But Hikind told Haaretz he didn't have much faith in the initiative. “It’s not going to do anything, it’s paper dressing,” he said. “We’re not having an honest conversation.”
Lauter, he said, “will do what is politically required for a mayor that is more progressive than anyone else running for president.”
De Blasio dropped out of the 2020 presidential race on Friday and had taken much heat for dividing his time between New York and the campaign trail in recent months.
“I came here because I’m outraged,” said protester Emily Adler, who has lived in New York for over 30 years. “I’m here to stand in solidarity with the people who have experienced violence and who feel afraid to walk around in New York City.”

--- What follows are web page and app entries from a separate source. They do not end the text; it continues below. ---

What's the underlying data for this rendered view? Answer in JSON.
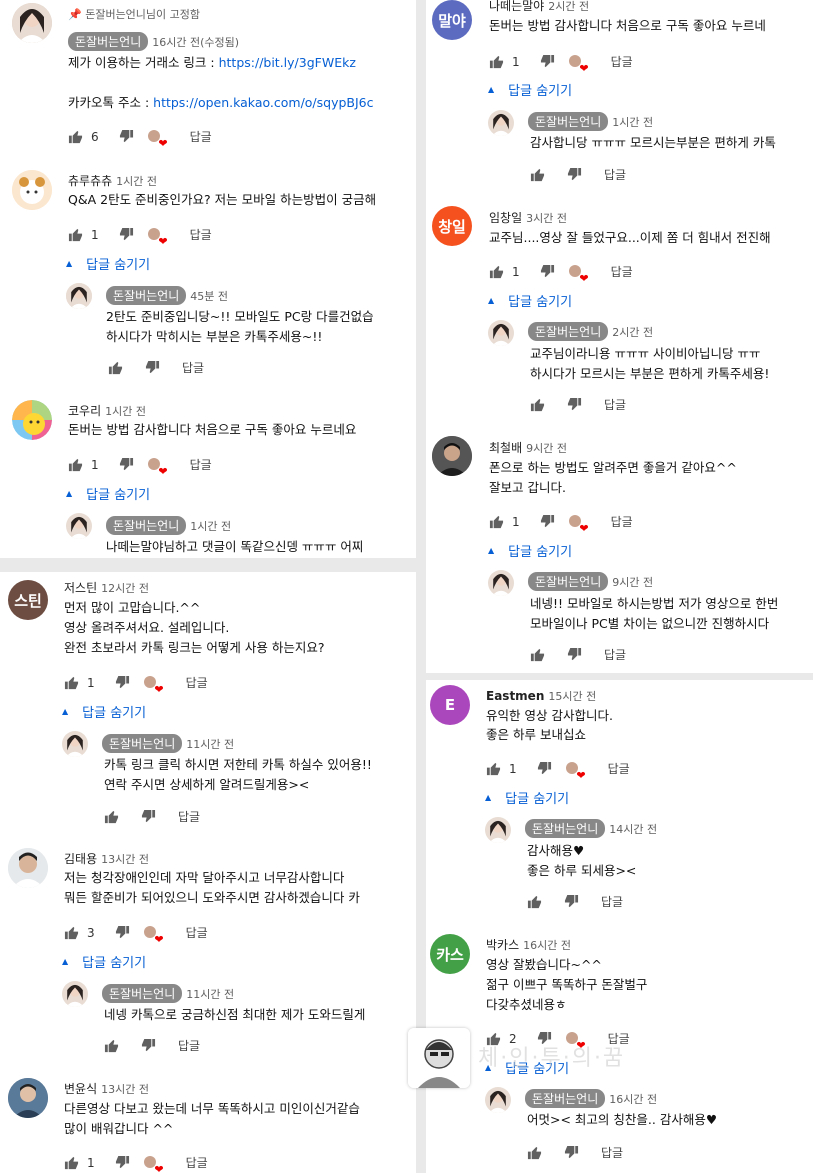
{
  "owner": "돈잘버는언니",
  "reply_label": "답글",
  "hide_replies_label": "답글 숨기기",
  "pinned_label": "돈잘버는언니님이 고정함",
  "left": {
    "c1": {
      "time": "16시간 전(수정됨)",
      "line1": "제가 이용하는 거래소 링크 : ",
      "link1": "https://bit.ly/3gFWEkz",
      "line2": "카카오톡 주소 : ",
      "link2": "https://open.kakao.com/o/sqypBJ6c",
      "likes": "6"
    },
    "c2": {
      "name": "츄루츄츄",
      "time": "1시간 전",
      "text": "Q&A 2탄도 준비중인가요? 저는 모바일 하는방법이 궁금해",
      "likes": "1",
      "reply": {
        "time": "45분 전",
        "line1": "2탄도 준비중입니당~!! 모바일도 PC랑 다를건없습",
        "line2": "하시다가 막히시는 부분은 카톡주세용~!!"
      }
    },
    "c3": {
      "name": "코우리",
      "time": "1시간 전",
      "text": "돈버는 방법 감사합니다 처음으로 구독 좋아요 누르네요",
      "likes": "1",
      "reply": {
        "time": "1시간 전",
        "line1": "나떼는말야님하고 댓글이 똑같으신뎅 ㅠㅠㅠ 어찌"
      }
    },
    "c4": {
      "avatar": "스틴",
      "name": "저스틴",
      "time": "12시간 전",
      "line1": "먼저 많이 고맙습니다.^^",
      "line2": "영상 올려주셔서요. 설레입니다.",
      "line3": "완전 초보라서 카톡 링크는 어떻게 사용 하는지요?",
      "likes": "1",
      "reply": {
        "time": "11시간 전",
        "line1": "카톡 링크 클릭 하시면 저한테 카톡 하실수 있어용!!",
        "line2": "연락 주시면 상세하게 알려드릴게용><"
      }
    },
    "c5": {
      "name": "김태용",
      "time": "13시간 전",
      "line1": "저는 청각장애인인데 자막 달아주시고 너무감사합니다",
      "line2": "뭐든 할준비가 되어있으니 도와주시면 감사하겠습니다 카",
      "likes": "3",
      "reply": {
        "time": "11시간 전",
        "line1": "네넹 카톡으로 궁금하신점 최대한 제가 도와드릴게"
      }
    },
    "c6": {
      "name": "변윤식",
      "time": "13시간 전",
      "line1": "다른영상 다보고 왔는데 너무 똑똑하시고 미인이신거같습",
      "line2": "많이 배워갑니다 ^^",
      "likes": "1"
    }
  },
  "right": {
    "c1": {
      "avatar": "말야",
      "name": "나떼는말야",
      "time": "2시간 전",
      "text": "돈버는 방법 감사합니다 처음으로 구독 좋아요 누르네",
      "likes": "1",
      "reply": {
        "time": "1시간 전",
        "line1": "감사합니당 ㅠㅠㅠ 모르시는부분은 편하게 카톡"
      }
    },
    "c2": {
      "avatar": "창일",
      "name": "임창일",
      "time": "3시간 전",
      "text": "교주님....영상 잘 들었구요...이제 쫌 더 힘내서 전진해",
      "likes": "1",
      "reply": {
        "time": "2시간 전",
        "line1": "교주님이라니용 ㅠㅠㅠ 사이비아닙니당 ㅠㅠ",
        "line2": "하시다가 모르시는 부분은 편하게 카톡주세용!"
      }
    },
    "c3": {
      "name": "최철배",
      "time": "9시간 전",
      "line1": "폰으로 하는 방법도 알려주면 좋을거 같아요^^",
      "line2": "잘보고 갑니다.",
      "likes": "1",
      "reply": {
        "time": "9시간 전",
        "line1": "네넹!! 모바일로 하시는방법 저가 영상으로 한번",
        "line2": "모바일이나 PC별 차이는 없으니깐 진행하시다"
      }
    },
    "c4": {
      "avatar": "E",
      "name": "Eastmen",
      "time": "15시간 전",
      "line1": "유익한 영상 감사합니다.",
      "line2": "좋은 하루 보내십쇼",
      "likes": "1",
      "reply": {
        "time": "14시간 전",
        "line1": "감사해용♥",
        "line2": "좋은 하루 되세용><"
      }
    },
    "c5": {
      "avatar": "카스",
      "name": "박카스",
      "time": "16시간 전",
      "line1": "영상 잘봤습니다~^^",
      "line2": "젊구 이쁘구 똑똑하구 돈잘벌구",
      "line3": "다갖추셨네용ㅎ",
      "likes": "2",
      "reply": {
        "time": "16시간 전",
        "line1": "어멋>< 최고의 칭찬을.. 감사해용♥"
      }
    }
  },
  "watermark": "체·인·투·의·꿈",
  "colors": {
    "link": "#065fd4",
    "owner_badge": "#888888",
    "heart": "#e00000",
    "avatar_malya": "#5c6bc0",
    "avatar_changil": "#f4511e",
    "avatar_justin": "#6d4c41",
    "avatar_eastmen": "#ab47bc",
    "avatar_bacchus": "#43a047"
  }
}
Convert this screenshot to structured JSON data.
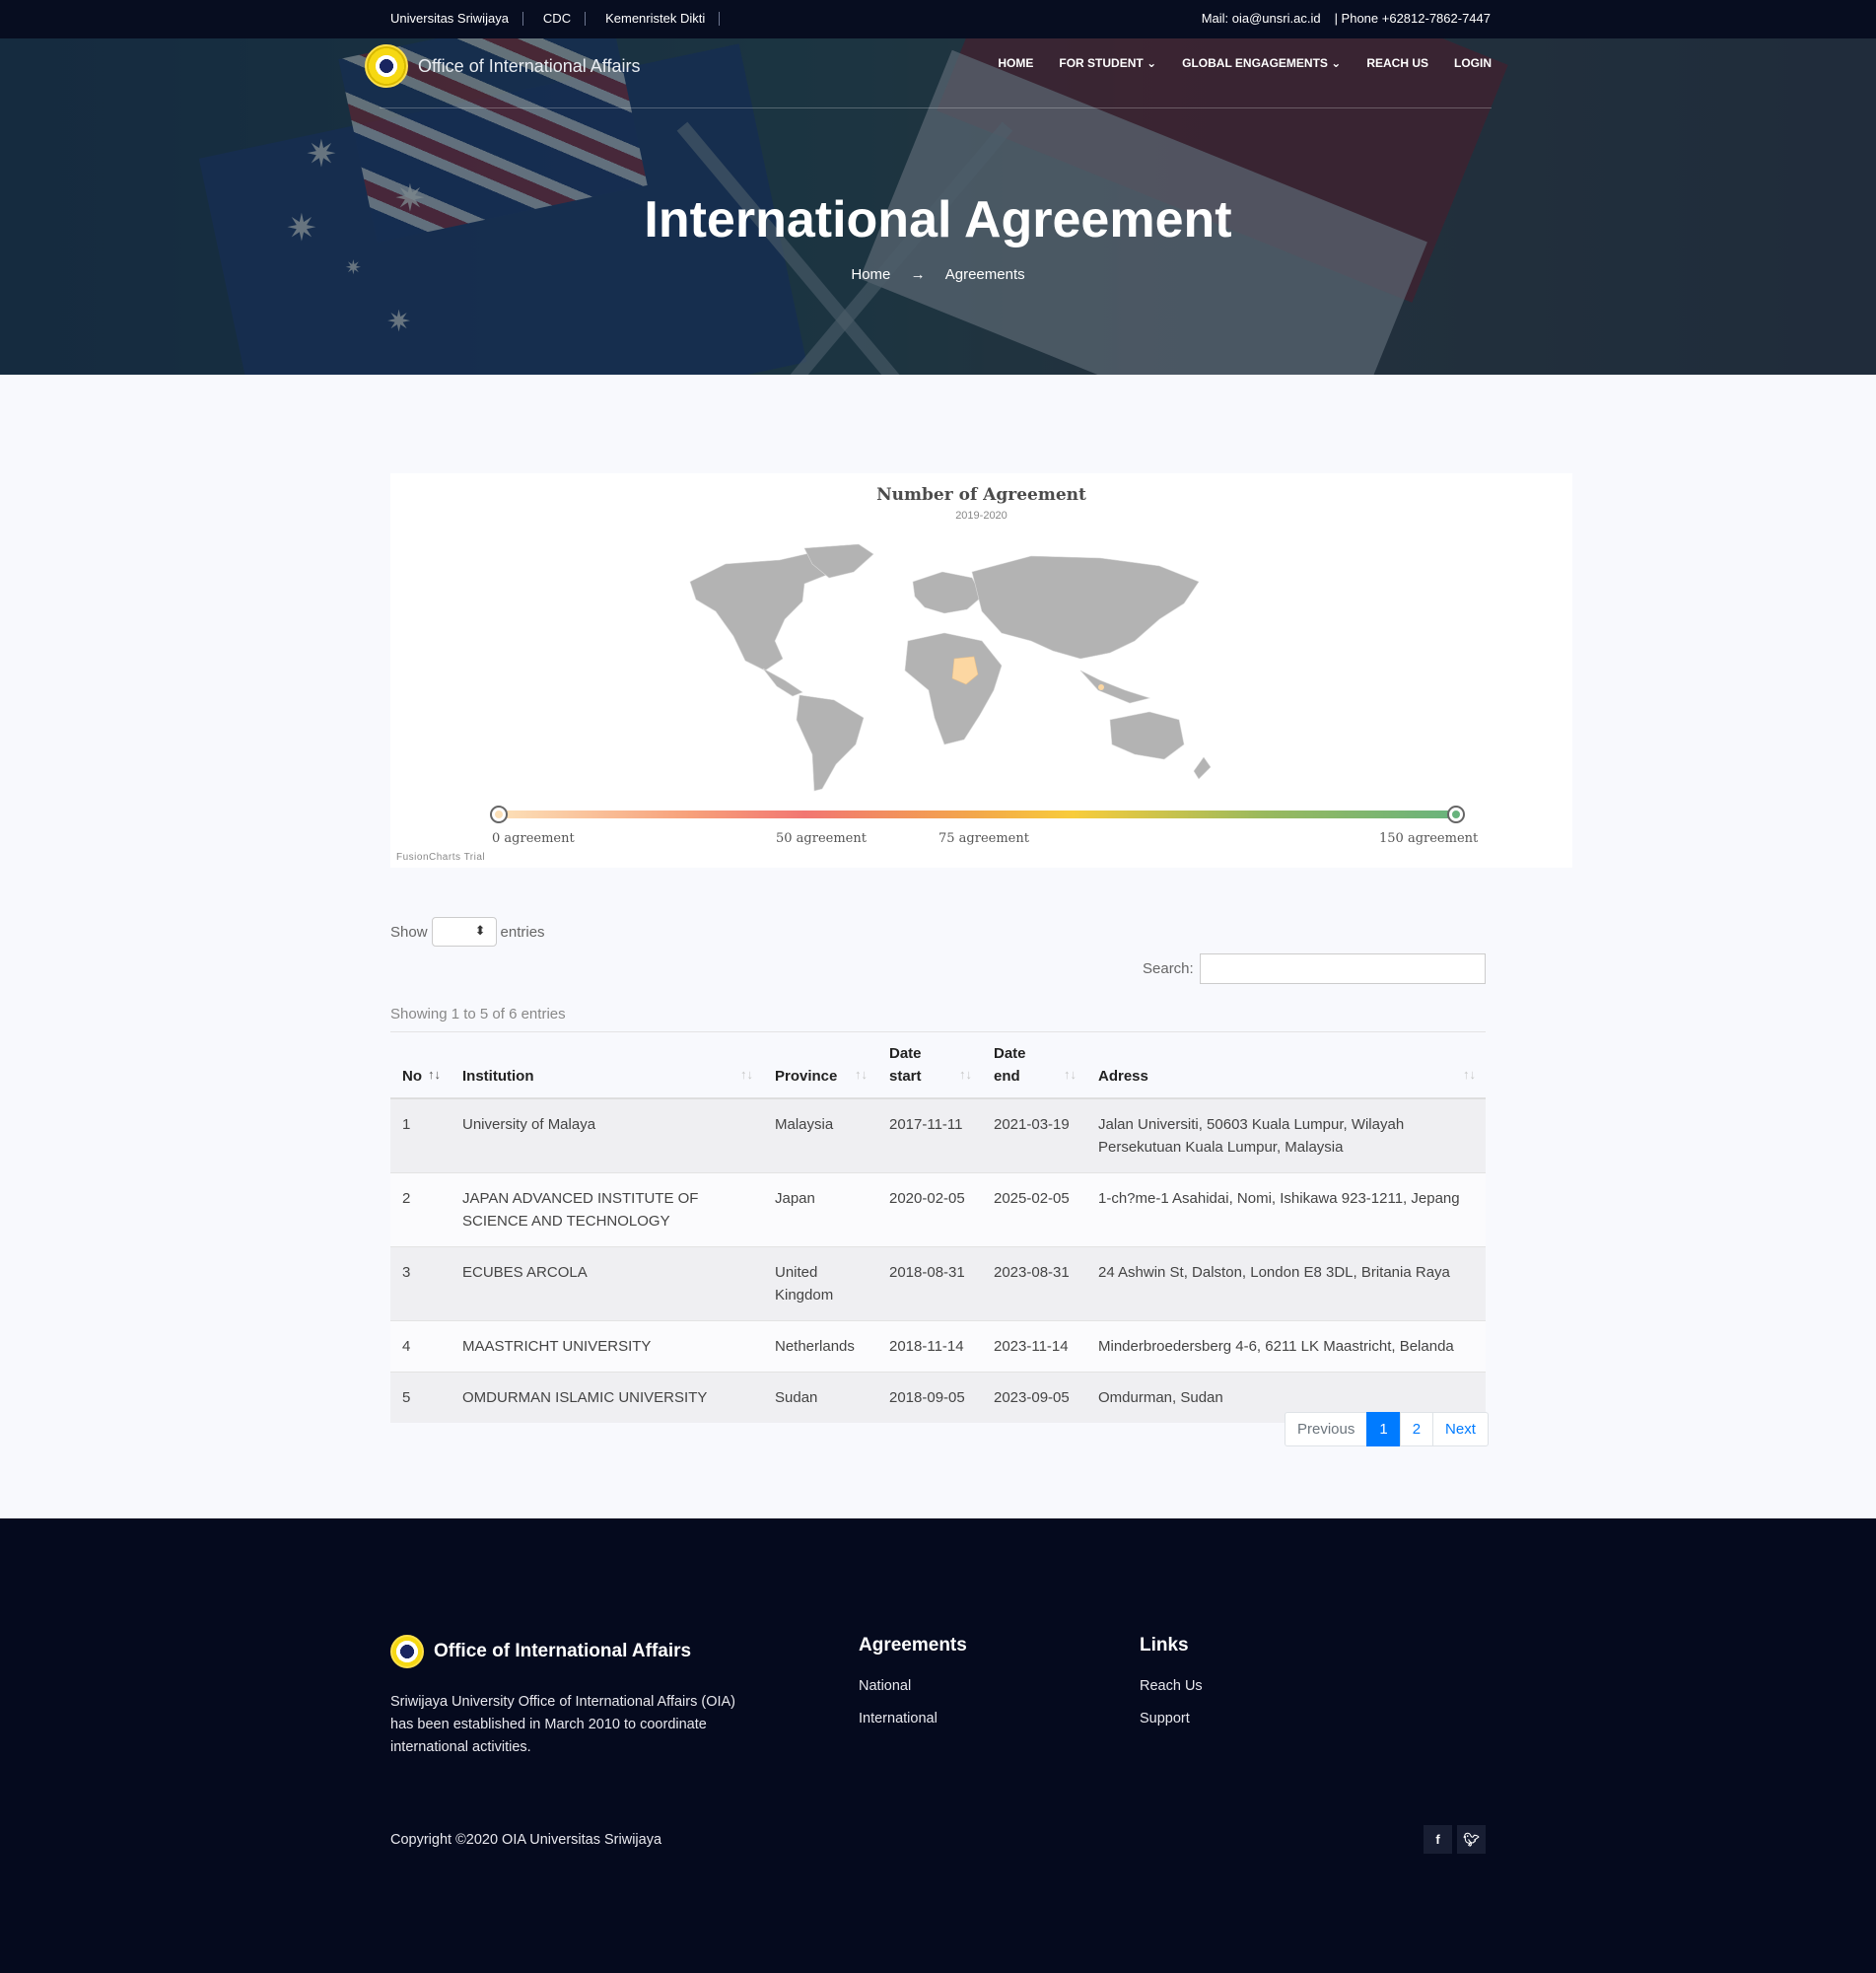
{
  "topbar": {
    "links": [
      "Universitas Sriwijaya",
      "CDC",
      "Kemenristek Dikti"
    ],
    "mail": "Mail: oia@unsri.ac.id",
    "phone": "| Phone +62812-7862-7447"
  },
  "nav": {
    "brand": "Office of International Affairs",
    "items": [
      "HOME",
      "FOR STUDENT",
      "GLOBAL ENGAGEMENTS",
      "REACH US",
      "LOGIN"
    ]
  },
  "hero": {
    "title": "International Agreement",
    "breadcrumb": [
      "Home",
      "Agreements"
    ]
  },
  "chart_data": {
    "type": "map",
    "title": "Number of Agreement",
    "subtitle": "2019-2020",
    "legend_labels": [
      "0 agreement",
      "50 agreement",
      "75 agreement",
      "150 agreement"
    ],
    "legend_stops": [
      0,
      50,
      75,
      150
    ],
    "range": [
      0,
      150
    ],
    "colors": {
      "low": "#fce0b8",
      "mid": "#f27672",
      "high": "#68b37d",
      "land": "#b3b3b3"
    },
    "watermark": "FusionCharts Trial"
  },
  "table_controls": {
    "show_label": "Show",
    "entries_label": "entries",
    "search_label": "Search:",
    "info": "Showing 1 to 5 of 6 entries"
  },
  "table": {
    "columns": [
      "No",
      "Institution",
      "Province",
      "Date start",
      "Date end",
      "Adress"
    ],
    "rows": [
      [
        "1",
        "University of Malaya",
        "Malaysia",
        "2017-11-11",
        "2021-03-19",
        "Jalan Universiti, 50603 Kuala Lumpur, Wilayah Persekutuan Kuala Lumpur, Malaysia"
      ],
      [
        "2",
        "JAPAN ADVANCED INSTITUTE OF SCIENCE AND TECHNOLOGY",
        "Japan",
        "2020-02-05",
        "2025-02-05",
        "1-ch?me-1 Asahidai, Nomi, Ishikawa 923-1211, Jepang"
      ],
      [
        "3",
        "ECUBES ARCOLA",
        "United Kingdom",
        "2018-08-31",
        "2023-08-31",
        "24 Ashwin St, Dalston, London E8 3DL, Britania Raya"
      ],
      [
        "4",
        "MAASTRICHT UNIVERSITY",
        "Netherlands",
        "2018-11-14",
        "2023-11-14",
        "Minderbroedersberg 4-6, 6211 LK Maastricht, Belanda"
      ],
      [
        "5",
        "OMDURMAN ISLAMIC UNIVERSITY",
        "Sudan",
        "2018-09-05",
        "2023-09-05",
        "Omdurman, Sudan"
      ]
    ]
  },
  "pagination": {
    "previous": "Previous",
    "pages": [
      "1",
      "2"
    ],
    "next": "Next",
    "current": "1"
  },
  "footer": {
    "brand": "Office of International Affairs",
    "description": "Sriwijaya University Office of International Affairs (OIA) has been established in March 2010 to coordinate international activities.",
    "agreements_title": "Agreements",
    "agreements_links": [
      "National",
      "International"
    ],
    "links_title": "Links",
    "links": [
      "Reach Us",
      "Support"
    ],
    "copyright": "Copyright ©2020 OIA Universitas Sriwijaya",
    "social": [
      "facebook-icon",
      "twitter-icon"
    ]
  }
}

Adler added that she is hurt by the recent spike in anti-Semitic hate crimes and wants to “do something about it.” “I don’t want to be silent,” she said.
Sunday’s event, organized by groups including Hikind’s new Americans Against Anti-Semitism and the Zionist Organization of America, comes just days after an Orthodox Jewish man was violently assaulted and robbed in the Bedford-Stuyvesant section of Brooklyn.
In an incident caught on street surveillance video, the victim, reportedly 24 years old, was walking around 9:30 P.M. on Tuesday when four men ambushed and beat him.
The attack is not being investigated as a bias incident
Earlier this month, at least three violent attacks against Orthodox Jewish men were also recorded in Brooklyn.